But this work isn’t just for church leaders, Meeks emphasizes. Nor is it only for churches with diverse congregations.

“People in predominately white congregations think there is nothing they can do because there aren’t any other kinds of people there, but connect with someone you don’t normally talk to. Try to build a bridge with anyone you see as ‘other’ in any way, like politically, or economically,” Meeks told Episcopal News Service.

“Racism is one kind of oppression, but there are many other kinds of oppression we live by. Any time you make an effort to be more open and caring and courageous, that will spill out into all the rest of your life. There is always some ‘other,’ alien-ness.”

People have to find what resonates with them, she said, encouraging Episcopalians to start book studies or something as simple as inviting someone unfamiliar out for coffee. “You do have to do something. You don’t get to just sit around and think about it for the rest of your life,” Meeks said.

Letting a person of color, or anyone who feels oppressed, share her or his experience, without interrupting, judging, correcting or editing it, is key, Meeks said.

Churchwide organizations, provinces and dioceses are joining the effort

Criminal-justice reform and helping previously incarcerated people re-enter the community was the focus of a Province 8 fall conference, which includes Arizona, Nevada, Utah, Navajoland, California, Idaho and the Pacific Northwest.

The United Thank Offering ministry identified Becoming Beloved Community as its 2018 grant theme, asking grant applicants to show how they would put the vision into action. “That’s going to spark all kinds of engagement, because once you have the money, you can take your idea and execute it,” Spellers said.

Bishops from the Diocese of Indianapolis, Northern Indiana and the Lutheran Indiana-Kentucky Synod meet regularly to plan how engage in the Becoming Beloved Communion vision, releasing a video to encourage story-sharing.

Telling the truth, proclaiming the dream, repairing the breach and practicing the way are the four parts of the Episcopal Church’s Becoming Beloved Community vision, which the Diocese of Iowa is interpreting locally to meet community needs. On Feb. 10, there was a church leader training. Photo: the Rev. Meg Wagner/Diocese of Iowa

The Diocese of Iowa is creating a new Racial Justice Center in the heart of Iowa City, using the church’s Becoming Beloved Community guide as its framework. “Those people are on fire. They’re amazing,” said Spellers, who was the keynote speaker for the annual diocesan conference in October. “They want the rest of the heartland to follow.”

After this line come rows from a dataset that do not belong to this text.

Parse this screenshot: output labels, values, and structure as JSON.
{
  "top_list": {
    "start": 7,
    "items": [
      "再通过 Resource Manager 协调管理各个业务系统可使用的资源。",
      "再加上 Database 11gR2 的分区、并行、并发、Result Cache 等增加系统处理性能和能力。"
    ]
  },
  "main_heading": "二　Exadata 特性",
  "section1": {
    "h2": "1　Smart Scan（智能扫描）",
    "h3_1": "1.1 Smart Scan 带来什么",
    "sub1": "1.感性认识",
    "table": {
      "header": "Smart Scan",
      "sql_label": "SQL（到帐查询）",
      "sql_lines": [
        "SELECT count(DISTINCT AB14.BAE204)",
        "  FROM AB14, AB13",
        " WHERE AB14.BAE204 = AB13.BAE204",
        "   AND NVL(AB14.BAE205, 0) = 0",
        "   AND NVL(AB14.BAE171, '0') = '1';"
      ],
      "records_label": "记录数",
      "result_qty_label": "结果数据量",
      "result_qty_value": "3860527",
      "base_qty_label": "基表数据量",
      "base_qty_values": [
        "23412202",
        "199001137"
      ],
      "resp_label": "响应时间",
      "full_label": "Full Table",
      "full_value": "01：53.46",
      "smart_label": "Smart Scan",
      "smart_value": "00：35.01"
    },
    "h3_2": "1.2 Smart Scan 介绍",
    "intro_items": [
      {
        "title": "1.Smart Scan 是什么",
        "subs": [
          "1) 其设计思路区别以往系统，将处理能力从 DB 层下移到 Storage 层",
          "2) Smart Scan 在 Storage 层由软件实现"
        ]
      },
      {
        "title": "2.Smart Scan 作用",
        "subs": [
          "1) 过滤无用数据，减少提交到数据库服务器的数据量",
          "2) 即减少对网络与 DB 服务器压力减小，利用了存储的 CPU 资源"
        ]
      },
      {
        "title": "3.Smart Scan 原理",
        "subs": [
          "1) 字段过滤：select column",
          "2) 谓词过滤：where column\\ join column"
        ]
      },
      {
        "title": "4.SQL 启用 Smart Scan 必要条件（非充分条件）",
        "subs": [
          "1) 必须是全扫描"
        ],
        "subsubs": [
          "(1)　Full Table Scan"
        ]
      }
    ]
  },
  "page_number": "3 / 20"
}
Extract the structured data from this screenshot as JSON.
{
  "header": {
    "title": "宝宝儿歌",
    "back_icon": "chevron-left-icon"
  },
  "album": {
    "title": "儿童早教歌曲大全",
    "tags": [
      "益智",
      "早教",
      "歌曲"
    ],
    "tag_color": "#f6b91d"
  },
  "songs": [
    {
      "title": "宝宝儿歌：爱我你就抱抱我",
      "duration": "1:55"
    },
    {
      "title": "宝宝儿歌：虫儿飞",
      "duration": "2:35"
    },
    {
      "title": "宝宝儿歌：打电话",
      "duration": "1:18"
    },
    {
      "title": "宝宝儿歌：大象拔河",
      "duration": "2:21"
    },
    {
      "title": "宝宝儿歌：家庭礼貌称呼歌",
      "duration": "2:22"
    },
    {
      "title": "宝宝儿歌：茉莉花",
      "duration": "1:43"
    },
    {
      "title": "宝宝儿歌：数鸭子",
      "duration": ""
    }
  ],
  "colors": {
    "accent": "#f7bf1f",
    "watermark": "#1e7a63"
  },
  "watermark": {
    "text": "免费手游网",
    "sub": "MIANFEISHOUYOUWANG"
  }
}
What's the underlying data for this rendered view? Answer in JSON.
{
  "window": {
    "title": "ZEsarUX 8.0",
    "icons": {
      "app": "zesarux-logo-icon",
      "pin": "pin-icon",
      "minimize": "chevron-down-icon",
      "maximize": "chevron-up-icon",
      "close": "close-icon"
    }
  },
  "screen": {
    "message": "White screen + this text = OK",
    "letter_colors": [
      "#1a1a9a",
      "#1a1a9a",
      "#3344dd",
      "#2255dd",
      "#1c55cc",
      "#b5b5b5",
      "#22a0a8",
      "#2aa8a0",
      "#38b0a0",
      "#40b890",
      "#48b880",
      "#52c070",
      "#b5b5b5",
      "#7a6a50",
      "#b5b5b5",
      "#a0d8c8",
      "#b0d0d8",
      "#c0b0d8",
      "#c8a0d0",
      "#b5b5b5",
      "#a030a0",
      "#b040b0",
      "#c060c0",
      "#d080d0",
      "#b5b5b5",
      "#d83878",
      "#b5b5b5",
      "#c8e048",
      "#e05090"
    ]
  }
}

The diocese received a Mission Enterprise Zone grant of $75,000 for the center and its work.

The area has struggled with its changing demographics, said the Rev. Meg Wagner, the diocese’s missioner for communication and reconciliation. “We’ve heard things like ‘I don’t see color,’ that we don’t have a race problem because we’re mostly white, or because we’re surrounded by mostly white people, we don’t know how to talk about race and deal with our white guilt,” she said. “There’s a recognized need for more understanding of our history of race and oppression.”

There will be community discussions on equity gaps in education; pilgrimages following the underground railroad; an urban retreat with meditation; Freedom School curriculum, founded during the 1960s Civil Rights era to empower black Americans; a summit for women and girls of color; and a summer tour to prepare young black students for college.

“We want this to be about empowering people to be nonviolent agents for change in the world,” Wagner said.

This church-wide effort is by no means a straight, clear path, leaders say. That’s why Becoming Beloved Community is a labyrinth, she said.

“You just have to keep walking this path; it’s going to last a lifetime,” she said. “And just like a labyrinth, you’re never finished. But standing still is not an option for us anymore, as far as we’re concerned.”

— Amy Sowder is a special correspondent for the Episcopal News Service and a freelance writer and editor based in Brooklyn. She can be reached at amysowderepiscopalnews@gmail.com